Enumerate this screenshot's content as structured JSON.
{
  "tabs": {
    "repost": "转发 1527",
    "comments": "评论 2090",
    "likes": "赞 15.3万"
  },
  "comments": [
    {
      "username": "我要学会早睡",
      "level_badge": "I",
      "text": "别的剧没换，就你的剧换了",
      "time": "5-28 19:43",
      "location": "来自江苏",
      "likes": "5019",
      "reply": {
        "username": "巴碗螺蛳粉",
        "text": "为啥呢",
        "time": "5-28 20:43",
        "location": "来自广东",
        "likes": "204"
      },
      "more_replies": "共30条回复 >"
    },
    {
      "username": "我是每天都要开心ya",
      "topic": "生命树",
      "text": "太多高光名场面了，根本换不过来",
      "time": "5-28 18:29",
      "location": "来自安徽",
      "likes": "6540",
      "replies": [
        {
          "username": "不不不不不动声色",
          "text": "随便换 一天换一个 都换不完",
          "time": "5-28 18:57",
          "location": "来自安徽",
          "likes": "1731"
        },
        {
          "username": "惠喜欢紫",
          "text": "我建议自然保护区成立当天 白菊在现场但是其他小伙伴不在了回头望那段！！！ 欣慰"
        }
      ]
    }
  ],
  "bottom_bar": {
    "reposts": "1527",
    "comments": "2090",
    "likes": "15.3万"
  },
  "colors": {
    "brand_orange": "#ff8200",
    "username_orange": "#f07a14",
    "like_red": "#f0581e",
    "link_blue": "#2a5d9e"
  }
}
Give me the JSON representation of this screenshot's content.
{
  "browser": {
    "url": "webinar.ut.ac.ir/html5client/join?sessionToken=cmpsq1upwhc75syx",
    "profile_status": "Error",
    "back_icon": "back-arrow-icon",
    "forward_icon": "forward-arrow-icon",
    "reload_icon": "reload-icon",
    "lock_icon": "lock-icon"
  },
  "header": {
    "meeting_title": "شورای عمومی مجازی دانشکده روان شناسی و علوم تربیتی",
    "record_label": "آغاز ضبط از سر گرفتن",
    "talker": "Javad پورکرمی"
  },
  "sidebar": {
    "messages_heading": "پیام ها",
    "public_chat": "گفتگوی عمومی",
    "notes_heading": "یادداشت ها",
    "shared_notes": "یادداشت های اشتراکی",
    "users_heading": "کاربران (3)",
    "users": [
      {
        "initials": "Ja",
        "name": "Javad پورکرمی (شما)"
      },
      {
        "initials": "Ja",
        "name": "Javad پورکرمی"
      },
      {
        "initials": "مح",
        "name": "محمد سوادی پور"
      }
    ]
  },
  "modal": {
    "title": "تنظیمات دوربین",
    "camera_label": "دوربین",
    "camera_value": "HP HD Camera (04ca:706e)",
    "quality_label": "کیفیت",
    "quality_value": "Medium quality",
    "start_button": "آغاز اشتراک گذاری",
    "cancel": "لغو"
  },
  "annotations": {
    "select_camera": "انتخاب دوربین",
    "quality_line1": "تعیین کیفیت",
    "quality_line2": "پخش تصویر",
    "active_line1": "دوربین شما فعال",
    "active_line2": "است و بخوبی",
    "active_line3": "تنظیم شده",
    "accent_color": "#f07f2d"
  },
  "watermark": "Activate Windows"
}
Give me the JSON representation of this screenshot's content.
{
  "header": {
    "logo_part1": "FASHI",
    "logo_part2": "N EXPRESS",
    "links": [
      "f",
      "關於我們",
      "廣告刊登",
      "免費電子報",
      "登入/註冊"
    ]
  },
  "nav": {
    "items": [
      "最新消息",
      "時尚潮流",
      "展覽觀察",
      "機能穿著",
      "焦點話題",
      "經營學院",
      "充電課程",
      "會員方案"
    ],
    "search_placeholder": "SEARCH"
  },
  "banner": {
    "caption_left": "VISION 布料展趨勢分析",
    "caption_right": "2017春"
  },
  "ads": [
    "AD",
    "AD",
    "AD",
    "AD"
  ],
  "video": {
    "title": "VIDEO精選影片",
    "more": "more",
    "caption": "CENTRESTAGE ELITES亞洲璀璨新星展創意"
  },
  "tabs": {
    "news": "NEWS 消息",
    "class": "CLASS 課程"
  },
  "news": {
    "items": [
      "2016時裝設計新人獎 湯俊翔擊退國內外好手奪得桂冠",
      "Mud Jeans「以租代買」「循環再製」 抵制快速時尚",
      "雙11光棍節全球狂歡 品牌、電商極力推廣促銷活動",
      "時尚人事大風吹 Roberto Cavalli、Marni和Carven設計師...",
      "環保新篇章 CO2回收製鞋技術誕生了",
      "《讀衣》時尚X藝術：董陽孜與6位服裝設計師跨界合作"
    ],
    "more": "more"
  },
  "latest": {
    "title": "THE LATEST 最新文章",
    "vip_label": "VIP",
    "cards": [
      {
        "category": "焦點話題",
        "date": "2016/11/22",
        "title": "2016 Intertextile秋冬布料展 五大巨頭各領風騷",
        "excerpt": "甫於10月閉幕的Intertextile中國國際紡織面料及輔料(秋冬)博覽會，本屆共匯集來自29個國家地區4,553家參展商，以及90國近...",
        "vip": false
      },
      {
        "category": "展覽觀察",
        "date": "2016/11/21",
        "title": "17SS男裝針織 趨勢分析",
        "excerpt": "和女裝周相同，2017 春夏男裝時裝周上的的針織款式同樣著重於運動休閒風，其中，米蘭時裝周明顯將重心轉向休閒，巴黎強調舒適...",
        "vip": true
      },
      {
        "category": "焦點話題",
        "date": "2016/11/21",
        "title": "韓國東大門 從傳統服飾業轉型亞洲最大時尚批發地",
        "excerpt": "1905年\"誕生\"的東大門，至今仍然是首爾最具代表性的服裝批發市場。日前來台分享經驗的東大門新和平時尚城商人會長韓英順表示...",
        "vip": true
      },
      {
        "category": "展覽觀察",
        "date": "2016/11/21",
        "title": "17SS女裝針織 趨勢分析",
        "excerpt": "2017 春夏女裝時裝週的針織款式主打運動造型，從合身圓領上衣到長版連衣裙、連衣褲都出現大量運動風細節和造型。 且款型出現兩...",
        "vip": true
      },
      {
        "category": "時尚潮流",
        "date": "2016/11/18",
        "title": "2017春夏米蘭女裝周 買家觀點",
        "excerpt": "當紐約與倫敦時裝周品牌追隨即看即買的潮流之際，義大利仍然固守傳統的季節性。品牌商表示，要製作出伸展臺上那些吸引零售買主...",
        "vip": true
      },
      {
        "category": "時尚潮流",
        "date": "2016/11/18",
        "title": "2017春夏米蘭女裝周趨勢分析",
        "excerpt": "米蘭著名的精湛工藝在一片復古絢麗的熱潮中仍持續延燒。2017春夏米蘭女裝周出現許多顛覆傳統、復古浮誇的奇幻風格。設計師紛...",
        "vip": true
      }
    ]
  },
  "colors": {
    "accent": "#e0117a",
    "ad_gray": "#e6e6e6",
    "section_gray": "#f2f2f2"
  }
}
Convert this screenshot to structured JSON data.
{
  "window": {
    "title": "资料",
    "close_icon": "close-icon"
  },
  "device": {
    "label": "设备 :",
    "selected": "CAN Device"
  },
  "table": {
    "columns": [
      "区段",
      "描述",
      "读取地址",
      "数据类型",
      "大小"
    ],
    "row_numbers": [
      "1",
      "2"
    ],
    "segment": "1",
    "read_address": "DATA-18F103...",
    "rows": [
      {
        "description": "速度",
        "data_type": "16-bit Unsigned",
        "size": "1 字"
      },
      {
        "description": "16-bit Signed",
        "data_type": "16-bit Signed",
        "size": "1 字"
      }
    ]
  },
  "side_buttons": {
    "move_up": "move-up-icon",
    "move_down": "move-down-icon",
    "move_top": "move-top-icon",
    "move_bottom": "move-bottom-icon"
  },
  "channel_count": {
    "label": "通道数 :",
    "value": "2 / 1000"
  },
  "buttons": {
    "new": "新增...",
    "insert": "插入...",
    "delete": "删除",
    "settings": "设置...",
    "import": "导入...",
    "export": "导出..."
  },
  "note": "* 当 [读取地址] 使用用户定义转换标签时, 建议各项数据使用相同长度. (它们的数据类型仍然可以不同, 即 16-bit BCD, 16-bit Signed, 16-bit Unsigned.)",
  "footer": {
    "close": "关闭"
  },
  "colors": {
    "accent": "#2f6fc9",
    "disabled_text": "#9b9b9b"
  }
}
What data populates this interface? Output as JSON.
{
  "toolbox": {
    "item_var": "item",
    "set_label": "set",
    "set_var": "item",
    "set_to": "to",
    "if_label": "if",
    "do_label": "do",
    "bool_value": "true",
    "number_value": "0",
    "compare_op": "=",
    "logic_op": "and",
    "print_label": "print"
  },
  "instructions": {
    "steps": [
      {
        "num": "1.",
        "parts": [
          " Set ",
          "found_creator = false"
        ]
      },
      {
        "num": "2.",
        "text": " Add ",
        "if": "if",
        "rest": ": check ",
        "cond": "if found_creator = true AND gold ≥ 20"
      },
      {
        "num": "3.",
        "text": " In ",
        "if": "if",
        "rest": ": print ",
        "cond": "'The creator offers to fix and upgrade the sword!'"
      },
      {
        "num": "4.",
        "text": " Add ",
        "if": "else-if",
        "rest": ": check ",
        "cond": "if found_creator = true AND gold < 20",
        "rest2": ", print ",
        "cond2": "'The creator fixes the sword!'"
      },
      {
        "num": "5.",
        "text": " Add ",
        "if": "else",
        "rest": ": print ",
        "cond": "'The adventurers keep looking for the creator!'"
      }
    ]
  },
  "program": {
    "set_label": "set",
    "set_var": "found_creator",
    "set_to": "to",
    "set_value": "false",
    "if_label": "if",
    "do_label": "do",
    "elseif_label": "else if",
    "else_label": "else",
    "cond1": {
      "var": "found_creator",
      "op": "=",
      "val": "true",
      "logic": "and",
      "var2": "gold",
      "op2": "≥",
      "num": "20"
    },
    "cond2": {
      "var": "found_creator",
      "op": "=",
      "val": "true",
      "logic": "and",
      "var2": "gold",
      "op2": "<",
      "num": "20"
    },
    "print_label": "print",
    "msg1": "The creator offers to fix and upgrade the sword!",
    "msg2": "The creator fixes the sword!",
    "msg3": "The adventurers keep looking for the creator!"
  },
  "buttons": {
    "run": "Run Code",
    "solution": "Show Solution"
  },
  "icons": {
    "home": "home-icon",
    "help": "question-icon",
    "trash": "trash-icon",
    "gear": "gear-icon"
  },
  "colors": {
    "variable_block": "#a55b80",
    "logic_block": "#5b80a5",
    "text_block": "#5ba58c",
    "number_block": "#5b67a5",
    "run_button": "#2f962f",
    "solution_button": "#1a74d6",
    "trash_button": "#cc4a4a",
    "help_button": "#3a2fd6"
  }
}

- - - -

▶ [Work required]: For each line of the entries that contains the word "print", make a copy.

▶ [The answer]:
    "print_label": "print"
        "rest": ": print ",
        "rest2": ", print ",
        "rest": ": print ",
    "print_label": "print",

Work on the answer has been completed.